by Matthew Mazzotta
Artist Matthew Mazzotta, the Coleman Center for the Arts, and the people of York Alabama have teamed up to work together and transform a blighted property in York’s downtown into a new public art project that is in the shape of a house, but can physically transform into a 100 seat open air theater, free for the public.
Through open conversations, hard work and planning we have developed a project that uses the materials from an abandoned house as well as the land it sits on to build a new smaller house on the footprint of the old house. However this new house has a secret, it physically transforms from the shape of a house into an open air theater that seats 100 people by having its walls and roof fold down. We call our project ‘Open House’.
Open House lives mostly in the form of a house between the grocery store and the post office, reminding people what was there before, but it opens up when the community wants to enjoy shows, plays, movies, and any other event people can think of that supports community life here in York. When the theater is folded back up into the shape of a house the property is a public park for anyone to enjoy.
Open House was awarded grants from the National Endowment for the Arts and the Visual Artist Network.
Matthew Mazzotta is a conceptual artist and lecturer at MIT – Program in Art, Culture, and Technology (ACT). He creates permanent and temporary public interventions that range from opening up new social spaces inside the built environment, to addressing more pressing environmental issues, but always with a focus on community and public participation.

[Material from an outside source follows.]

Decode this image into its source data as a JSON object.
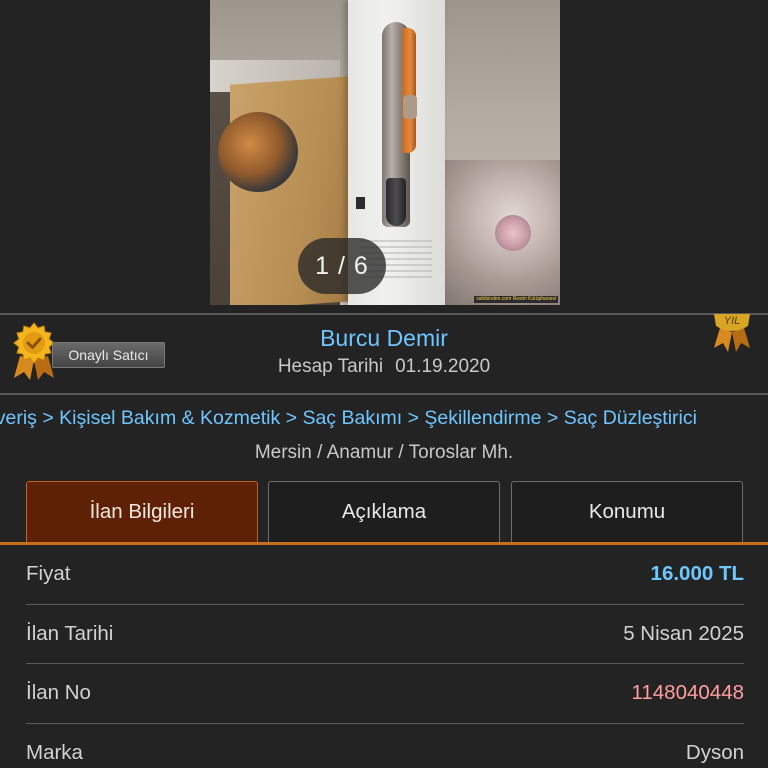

Matthew’s work evolves from an interest in exploring the relationship between people and their environments, as well as between each other. His practice is conceptual and manifests as participatory public interventions that aim at bringing criticality and a sense of openness to the places we live. The work triggers social situations that open space for dialogues around issues of ‘becoming’, understanding that there is much more to us than our surroundings give us credit to ‘be’. The objects, situations, and spaces he creates as community projects and participatory interventions, ask us to relate to ourselves, and each other in unfamiliar ways, in hopes of finding new perspectives on how we see ourselves in this world.
By creating unique and unfamiliar visions of our world, Matthew’s work focuses on drawing people in by curiosity, so they may begin to find themselves participating in something unrehearsed. It is about challenging our notions of space, cutting apart what has become invisible to us, and providing a context for not merely “acting”, but “reacting” — and “interacting.” This process revolves around introducing an idea to a location, for it to be appropriated and expanded upon by the people there, which ultimately becomes a reflection of that community.
These socially-engaged, participatory public interventions allow for a re-entry of the physical and metaphorical landscapes of our lives by provoking conversations around exploring the “local”, questions of ecology, public involvement, community building, artists’ sensibilities, science, bringing criticality to a space, and dissecting the systems that make up our ‘everyday’. The work is about building a platform that allows people from a range of disciplines and backgrounds to exchange ideas and energies, so that they can work together towards a final goal or transformation. Often times these projects include working with local laborers, academics, engineers, builders, community members, activists, artists, poets, and anyone else that is willing to be involved in something experiential and participatory.
By piercing through the roles we play in public, we break up the narratives of specific public spaces. Matthew’s work is about reversing the top down ‘one way’ exchange of ideas and allowing people to ‘contribute’ in a more tangible way to their own environment. Allowing people time and a context to explore the knowledge, beauty, sentiments, and hidden elements that surround them, enables a community to see aspects of itself that it usually would not be able to see.
This work was submitted by Matthew Mazzotta on 31 October 2014.